▼

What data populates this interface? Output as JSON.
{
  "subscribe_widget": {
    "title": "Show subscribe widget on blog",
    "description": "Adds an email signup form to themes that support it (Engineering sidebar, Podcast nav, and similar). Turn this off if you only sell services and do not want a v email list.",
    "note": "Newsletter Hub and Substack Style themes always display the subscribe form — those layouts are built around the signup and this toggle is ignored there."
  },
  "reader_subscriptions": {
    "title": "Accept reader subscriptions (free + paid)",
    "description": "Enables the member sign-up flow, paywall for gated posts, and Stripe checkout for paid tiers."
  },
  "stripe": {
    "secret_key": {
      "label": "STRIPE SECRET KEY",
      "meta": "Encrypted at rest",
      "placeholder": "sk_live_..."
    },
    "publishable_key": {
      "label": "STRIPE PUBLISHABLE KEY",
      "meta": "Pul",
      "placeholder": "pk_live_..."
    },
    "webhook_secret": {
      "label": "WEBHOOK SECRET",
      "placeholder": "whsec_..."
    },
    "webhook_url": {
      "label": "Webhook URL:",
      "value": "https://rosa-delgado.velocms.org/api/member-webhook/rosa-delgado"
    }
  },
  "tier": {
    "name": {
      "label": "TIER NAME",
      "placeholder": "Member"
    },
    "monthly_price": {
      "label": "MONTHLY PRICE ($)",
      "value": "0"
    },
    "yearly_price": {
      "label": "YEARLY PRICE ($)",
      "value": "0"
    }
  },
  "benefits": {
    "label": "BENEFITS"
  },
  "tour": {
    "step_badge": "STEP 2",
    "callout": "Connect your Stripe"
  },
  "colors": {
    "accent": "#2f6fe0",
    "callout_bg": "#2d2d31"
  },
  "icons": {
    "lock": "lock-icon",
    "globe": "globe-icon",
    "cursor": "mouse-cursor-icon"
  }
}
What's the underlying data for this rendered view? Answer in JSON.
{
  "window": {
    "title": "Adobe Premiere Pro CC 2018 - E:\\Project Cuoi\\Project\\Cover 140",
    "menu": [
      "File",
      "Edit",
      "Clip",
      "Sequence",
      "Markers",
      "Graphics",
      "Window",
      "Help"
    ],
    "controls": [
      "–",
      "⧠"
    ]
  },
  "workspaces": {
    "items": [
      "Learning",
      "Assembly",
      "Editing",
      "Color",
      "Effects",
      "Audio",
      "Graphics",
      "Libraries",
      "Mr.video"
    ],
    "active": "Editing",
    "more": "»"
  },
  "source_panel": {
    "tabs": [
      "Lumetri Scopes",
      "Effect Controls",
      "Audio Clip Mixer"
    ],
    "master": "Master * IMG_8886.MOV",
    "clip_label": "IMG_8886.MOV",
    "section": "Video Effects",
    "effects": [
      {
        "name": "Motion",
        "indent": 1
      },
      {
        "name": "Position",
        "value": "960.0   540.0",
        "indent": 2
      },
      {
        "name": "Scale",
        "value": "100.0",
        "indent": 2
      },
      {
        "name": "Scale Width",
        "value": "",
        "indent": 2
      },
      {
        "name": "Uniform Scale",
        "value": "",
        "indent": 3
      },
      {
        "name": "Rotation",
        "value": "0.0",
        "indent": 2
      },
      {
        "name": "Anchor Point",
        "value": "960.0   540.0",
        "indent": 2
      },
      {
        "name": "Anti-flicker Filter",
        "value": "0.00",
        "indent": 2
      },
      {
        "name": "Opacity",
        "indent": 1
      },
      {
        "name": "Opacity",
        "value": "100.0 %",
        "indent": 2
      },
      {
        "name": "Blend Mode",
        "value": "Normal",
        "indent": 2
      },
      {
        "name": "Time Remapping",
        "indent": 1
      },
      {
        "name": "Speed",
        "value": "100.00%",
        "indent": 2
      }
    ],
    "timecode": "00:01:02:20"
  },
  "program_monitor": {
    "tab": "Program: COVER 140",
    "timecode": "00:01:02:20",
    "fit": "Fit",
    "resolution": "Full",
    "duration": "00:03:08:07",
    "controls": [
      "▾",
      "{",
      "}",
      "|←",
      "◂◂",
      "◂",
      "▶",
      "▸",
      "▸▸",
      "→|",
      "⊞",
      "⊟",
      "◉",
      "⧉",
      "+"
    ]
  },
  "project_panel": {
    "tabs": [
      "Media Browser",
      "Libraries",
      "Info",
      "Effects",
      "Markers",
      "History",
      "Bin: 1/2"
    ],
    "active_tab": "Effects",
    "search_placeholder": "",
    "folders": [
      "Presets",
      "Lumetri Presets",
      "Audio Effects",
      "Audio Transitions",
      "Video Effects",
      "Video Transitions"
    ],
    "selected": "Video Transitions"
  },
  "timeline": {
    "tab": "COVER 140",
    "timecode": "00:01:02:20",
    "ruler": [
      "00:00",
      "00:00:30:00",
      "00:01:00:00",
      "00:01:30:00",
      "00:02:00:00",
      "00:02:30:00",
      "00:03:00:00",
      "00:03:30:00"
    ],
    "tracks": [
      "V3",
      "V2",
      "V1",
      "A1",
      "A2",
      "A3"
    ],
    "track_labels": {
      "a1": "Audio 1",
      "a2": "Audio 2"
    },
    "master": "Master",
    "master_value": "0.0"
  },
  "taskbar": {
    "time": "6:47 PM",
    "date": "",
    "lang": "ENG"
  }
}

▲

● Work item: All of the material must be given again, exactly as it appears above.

● Result:
What data populates this interface? Output as JSON.
{
  "subscribe_widget": {
    "title": "Show subscribe widget on blog",
    "description": "Adds an email signup form to themes that support it (Engineering sidebar, Podcast nav, and similar). Turn this off if you only sell services and do not want a v email list.",
    "note": "Newsletter Hub and Substack Style themes always display the subscribe form — those layouts are built around the signup and this toggle is ignored there."
  },
  "reader_subscriptions": {
    "title": "Accept reader subscriptions (free + paid)",
    "description": "Enables the member sign-up flow, paywall for gated posts, and Stripe checkout for paid tiers."
  },
  "stripe": {
    "secret_key": {
      "label": "STRIPE SECRET KEY",
      "meta": "Encrypted at rest",
      "placeholder": "sk_live_..."
    },
    "publishable_key": {
      "label": "STRIPE PUBLISHABLE KEY",
      "meta": "Pul",
      "placeholder": "pk_live_..."
    },
    "webhook_secret": {
      "label": "WEBHOOK SECRET",
      "placeholder": "whsec_..."
    },
    "webhook_url": {
      "label": "Webhook URL:",
      "value": "https://rosa-delgado.velocms.org/api/member-webhook/rosa-delgado"
    }
  },
  "tier": {
    "name": {
      "label": "TIER NAME",
      "placeholder": "Member"
    },
    "monthly_price": {
      "label": "MONTHLY PRICE ($)",
      "value": "0"
    },
    "yearly_price": {
      "label": "YEARLY PRICE ($)",
      "value": "0"
    }
  },
  "benefits": {
    "label": "BENEFITS"
  },
  "tour": {
    "step_badge": "STEP 2",
    "callout": "Connect your Stripe"
  },
  "colors": {
    "accent": "#2f6fe0",
    "callout_bg": "#2d2d31"
  },
  "icons": {
    "lock": "lock-icon",
    "globe": "globe-icon",
    "cursor": "mouse-cursor-icon"
  }
}
What's the underlying data for this rendered view? Answer in JSON.
{
  "window": {
    "title": "Adobe Premiere Pro CC 2018 - E:\\Project Cuoi\\Project\\Cover 140",
    "menu": [
      "File",
      "Edit",
      "Clip",
      "Sequence",
      "Markers",
      "Graphics",
      "Window",
      "Help"
    ],
    "controls": [
      "–",
      "⧠"
    ]
  },
  "workspaces": {
    "items": [
      "Learning",
      "Assembly",
      "Editing",
      "Color",
      "Effects",
      "Audio",
      "Graphics",
      "Libraries",
      "Mr.video"
    ],
    "active": "Editing",
    "more": "»"
  },
  "source_panel": {
    "tabs": [
      "Lumetri Scopes",
      "Effect Controls",
      "Audio Clip Mixer"
    ],
    "master": "Master * IMG_8886.MOV",
    "clip_label": "IMG_8886.MOV",
    "section": "Video Effects",
    "effects": [
      {
        "name": "Motion",
        "indent": 1
      },
      {
        "name": "Position",
        "value": "960.0   540.0",
        "indent": 2
      },
      {
        "name": "Scale",
        "value": "100.0",
        "indent": 2
      },
      {
        "name": "Scale Width",
        "value": "",
        "indent": 2
      },
      {
        "name": "Uniform Scale",
        "value": "",
        "indent": 3
      },
      {
        "name": "Rotation",
        "value": "0.0",
        "indent": 2
      },
      {
        "name": "Anchor Point",
        "value": "960.0   540.0",
        "indent": 2
      },
      {
        "name": "Anti-flicker Filter",
        "value": "0.00",
        "indent": 2
      },
      {
        "name": "Opacity",
        "indent": 1
      },
      {
        "name": "Opacity",
        "value": "100.0 %",
        "indent": 2
      },
      {
        "name": "Blend Mode",
        "value": "Normal",
        "indent": 2
      },
      {
        "name": "Time Remapping",
        "indent": 1
      },
      {
        "name": "Speed",
        "value": "100.00%",
        "indent": 2
      }
    ],
    "timecode": "00:01:02:20"
  },
  "program_monitor": {
    "tab": "Program: COVER 140",
    "timecode": "00:01:02:20",
    "fit": "Fit",
    "resolution": "Full",
    "duration": "00:03:08:07",
    "controls": [
      "▾",
      "{",
      "}",
      "|←",
      "◂◂",
      "◂",
      "▶",
      "▸",
      "▸▸",
      "→|",
      "⊞",
      "⊟",
      "◉",
      "⧉",
      "+"
    ]
  },
  "project_panel": {
    "tabs": [
      "Media Browser",
      "Libraries",
      "Info",
      "Effects",
      "Markers",
      "History",
      "Bin: 1/2"
    ],
    "active_tab": "Effects",
    "search_placeholder": "",
    "folders": [
      "Presets",
      "Lumetri Presets",
      "Audio Effects",
      "Audio Transitions",
      "Video Effects",
      "Video Transitions"
    ],
    "selected": "Video Transitions"
  },
  "timeline": {
    "tab": "COVER 140",
    "timecode": "00:01:02:20",
    "ruler": [
      "00:00",
      "00:00:30:00",
      "00:01:00:00",
      "00:01:30:00",
      "00:02:00:00",
      "00:02:30:00",
      "00:03:00:00",
      "00:03:30:00"
    ],
    "tracks": [
      "V3",
      "V2",
      "V1",
      "A1",
      "A2",
      "A3"
    ],
    "track_labels": {
      "a1": "Audio 1",
      "a2": "Audio 2"
    },
    "master": "Master",
    "master_value": "0.0"
  },
  "taskbar": {
    "time": "6:47 PM",
    "date": "",
    "lang": "ENG"
  }
}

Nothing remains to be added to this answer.